Since October 2007, the Chinese stock markets have done a nosedive, making our S&P 500's drop of 36% over the same period dull in comparison. From their October highs, the Shanghai Composite (SSE) is down 71%, and the Hang Seng is down 55%.

Given the plight of the broad indexes, it's no surprise that many of the notable Chinese American depositary receipts have also struggled:


% Change, 10/31/07 to 10/31/08

Trina Solar (NYSE:TSL)


ChinaFinance Online (NASDAQ:JRJC)


Yingli Green Energy (NYSE:YGE)


WuXiPharmaTech (NYSE:WX)


Cogo Group (NASDAQ:COGO)


Data from Yahoo! Finance.

Rewind a few years to 2000, when the Nasdaq lost 38% of its value -- with names like Level 3 Communications (NASDAQ:LVLT) and VeriSign (NASDAQ:VRSN) losing more than 80% in that year alone. But as we recall, that wasn't the end of it -- the Nasdaq 100 would go on to lose an additional 58% through the end of 2002.

Oh no, not again ...
Chinese stocks were getting a bit frothy toward the tail end of last year and were due for a correction like this -- the SSE did, after all, quadruple in value from October 2002 to October 2007. Taken together with a new strain of irrational exuberance infecting first-time investors in China, it meant that you had all the makings of a bubble in need of popping.

All it took was a Chinese version of the credit squeeze to start the sell-off. The reduction of available credit made it harder for growing companies to use leverage to expand their businesses, which called into question the lofty valuations given to high-growth Chinese companies.

But unlike many of the Nasdaq stocks that faltered in 2000, a good number of Chinese stocks have posted not only positive earnings, but strong earnings growth, too.

Suntech Power, for instance, beat the Street's latest quarterly earnings estimate by 19%, growing net income nearly 60% year over year. Apparently, that wasn't enough to satisfy investors -- Suntech Power shares remain more than 75% off their 52-week highs.

Before you buy
I don't meant to suggest that it's time to indiscriminately purchase Chinese stocks. Far from it. But in the wake of this crash in Chinese stock prices, savvy investors should look for values, just as they would anywhere else.

To recall the words of Sir John Templeton, one of the world's pioneers in global investing:

It seems to be common sense that if you are going to search for those unusually good bargains, you wouldn't just search in Canada. If you just search in Canada, you will find some, or if you search just in the United States, you will find some. But why not search everywhere?

Chinese shares could continue to fall for the rest of 2008. But they won't do so without creating some values that may end up being some of the best stocks for the next 10 years. After all, even the dot-com crash left some values in its wake -- is a six-bagger since September 2002.

And with other global markets on the slide, advisor Bill Mann and the Motley Fool Global Gains team are keeping their eyes peeled for big deals in this turbulent global market.

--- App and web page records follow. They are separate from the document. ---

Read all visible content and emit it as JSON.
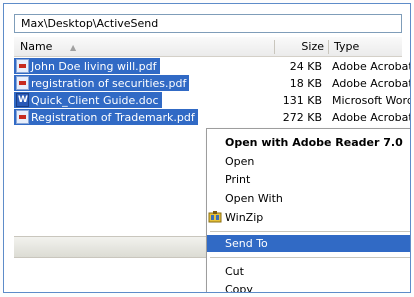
{
  "address": "Max\\Desktop\\ActiveSend",
  "columns": {
    "name": "Name",
    "sort_arrow": "▲",
    "size": "Size",
    "type": "Type"
  },
  "files": [
    {
      "name": "John Doe living will.pdf",
      "size": "24 KB",
      "type": "Adobe Acrobat",
      "icon": "pdf-file-icon"
    },
    {
      "name": "registration of securities.pdf",
      "size": "18 KB",
      "type": "Adobe Acrobat",
      "icon": "pdf-file-icon"
    },
    {
      "name": "Quick_Client Guide.doc",
      "size": "131 KB",
      "type": "Microsoft Word",
      "icon": "word-doc-icon"
    },
    {
      "name": "Registration of Trademark.pdf",
      "size": "272 KB",
      "type": "Adobe Acrobat",
      "icon": "pdf-file-icon"
    }
  ],
  "menu": {
    "open_with_default": "Open with Adobe Reader 7.0",
    "open": "Open",
    "print": "Print",
    "open_with": "Open With",
    "winzip": "WinZip",
    "send_to": "Send To",
    "cut": "Cut",
    "copy": "Copy"
  },
  "colors": {
    "selection": "#316ac5",
    "frame": "#5e8cc9"
  }
}
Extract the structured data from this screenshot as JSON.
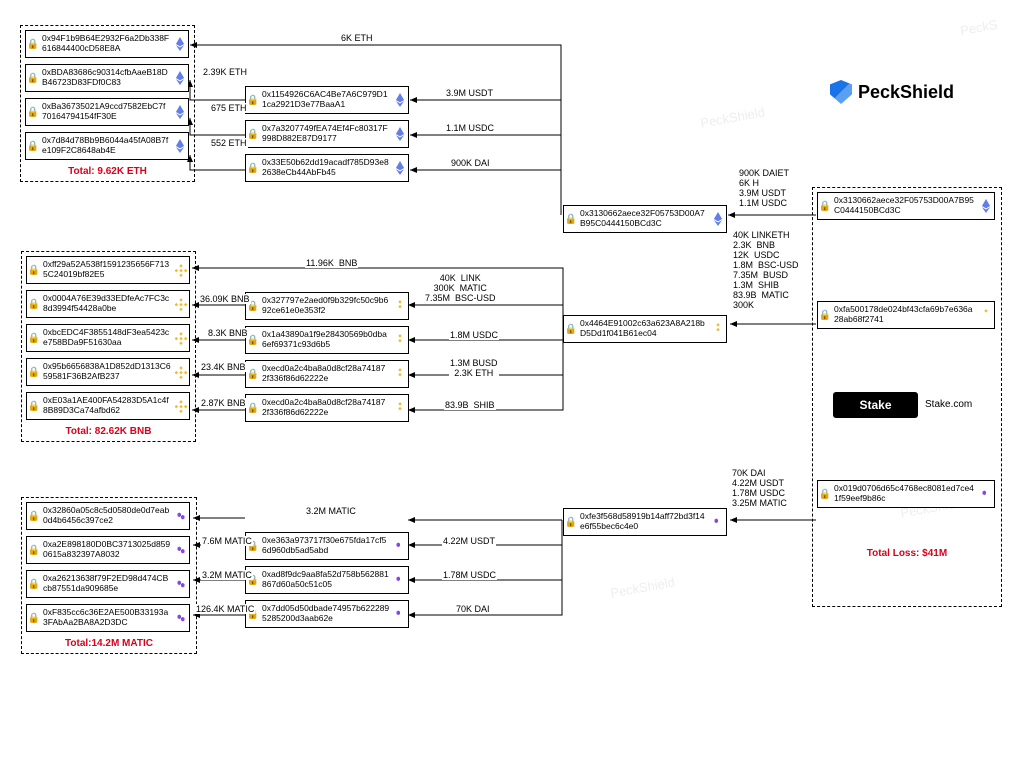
{
  "brand": {
    "name": "PeckShield",
    "stake": "Stake",
    "stake_site": "Stake.com"
  },
  "totals": {
    "eth": "Total: 9.62K ETH",
    "bnb": "Total: 82.62K BNB",
    "matic": "Total:14.2M MATIC",
    "loss": "Total Loss: $41M"
  },
  "eth_dest": [
    "0x94F1b9B64E2932F6a2Db338F616844400cD58E8A",
    "0xBDA83686c90314cfbAaeB18DB46723D83FDf0C83",
    "0xBa36735021A9ccd7582EbC7f70164794154fF30E",
    "0x7d84d78Bb9B6044a45fA08B7fe109F2C8648ab4E"
  ],
  "eth_mid": [
    "0x1154926C6AC4Be7A6C979D11ca2921D3e77BaaA1",
    "0x7a3207749fEA74Ef4Fc80317F998D882E87D9177",
    "0x33E50b62dd19acadf785D93e82638eCb44AbFb45"
  ],
  "eth_labels": {
    "l67": "6K ETH",
    "l239": "2.39K ETH",
    "l675": "675 ETH",
    "l552": "552 ETH",
    "l39m": "3.9M USDT",
    "l11m": "1.1M USDC",
    "l900k": "900K DAI"
  },
  "eth_hub": "0x3130662aece32F05753D00A7B95C0444150BCd3C",
  "bnb_dest": [
    "0xff29a52A538f1591235656F7135C24019bf82E5",
    "0x0004A76E39d33EDfeAc7FC3c8d3994f54428a0be",
    "0xbcEDC4F3855148dF3ea5423ce758BDa9F51630aa",
    "0x95b6656838A1D852dD1313C659581F36B2AfB237",
    "0xE03a1AE400FA54283D5A1c4f8B89D3Ca74afbd62"
  ],
  "bnb_mid": [
    "0x327797e2aed0f9b329fc50c9b692ce61e0e353f2",
    "0x1a43890a1f9e28430569b0dba6ef69371c93d6b5",
    "0xecd0a2c4ba8a0d8cf28a741872f336f86d62222e",
    "0xecd0a2c4ba8a0d8cf28a741872f336f86d62222e"
  ],
  "bnb_labels": {
    "l1196": "11.96K  BNB",
    "l3609": "36.09K BNB",
    "l83": "8.3K BNB",
    "l234": "23.4K BNB",
    "l287": "2.87K BNB",
    "mix": "40K  LINK\n300K  MATIC\n7.35M  BSC-USD",
    "l18m": "1.8M USDC",
    "l13m": "1.3M BUSD\n2.3K ETH",
    "l839b": "83.9B  SHIB"
  },
  "bnb_hub": "0x4464E91002c63a623A8A218bD5Dd1f041B61ec04",
  "matic_dest": [
    "0x32860a05c8c5d0580de0d7eab0d4b6456c397ce2",
    "0xa2E898180D0BC3713025d8590615a832397A8032",
    "0xa26213638f79F2ED98d474CBcb87551da909685e",
    "0xF835cc6c36E2AE500B33193a3FAbAa2BA8A2D3DC"
  ],
  "matic_mid": [
    "0xe363a973717f30e675fda17cf56d960db5ad5abd",
    "0xad8f9dc9aa8fa52d758b562881867d60a50c51c05",
    "0x7dd05d50dbade74957b6222895285200d3aab62e"
  ],
  "matic_labels": {
    "l32m": "3.2M MATIC",
    "l76m": "7.6M MATIC",
    "l32m2": "3.2M MATIC",
    "l1264": "126.4K MATIC",
    "l422": "4.22M USDT",
    "l178": "1.78M USDC",
    "l70k": "70K DAI"
  },
  "matic_hub": "0xfe3f568d58919b14aff72bd3f14e6f55bec6c4e0",
  "right_box1": "0x3130662aece32F05753D00A7B95C0444150BCd3C",
  "right_box2": "0xfa500178de024bf43cfa69b7e636a28ab68f2741",
  "right_box3": "0x019d0706d65c4768ec8081ed7ce41f59eef9b86c",
  "right_labels": {
    "top": "900K DAIET\n6K H\n3.9M USDT\n1.1M USDC",
    "mid": "40K LINKETH\n2.3K  BNB\n12K  USDC\n1.8M  BSC-USD\n7.35M  BUSD\n1.3M  SHIB\n83.9B  MATIC\n300K",
    "bot": "70K DAI\n4.22M USDT\n1.78M USDC\n3.25M MATIC"
  }
}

To see the full list of Global Gains picks, a free 30-day trial to the service is yours. Just click here to get started.

This article was originally published on April 7, 2008. It has been updated.

Todd Wenning  seeks his fortune in stocks rather than in cookies. He does not own shares of any company mentioned. is a Motley Fool Stock Advisor pick. Suntech Power and China Finance Online are Rule Breakers picks. The Fool's disclosure policy is as wise as the old owl.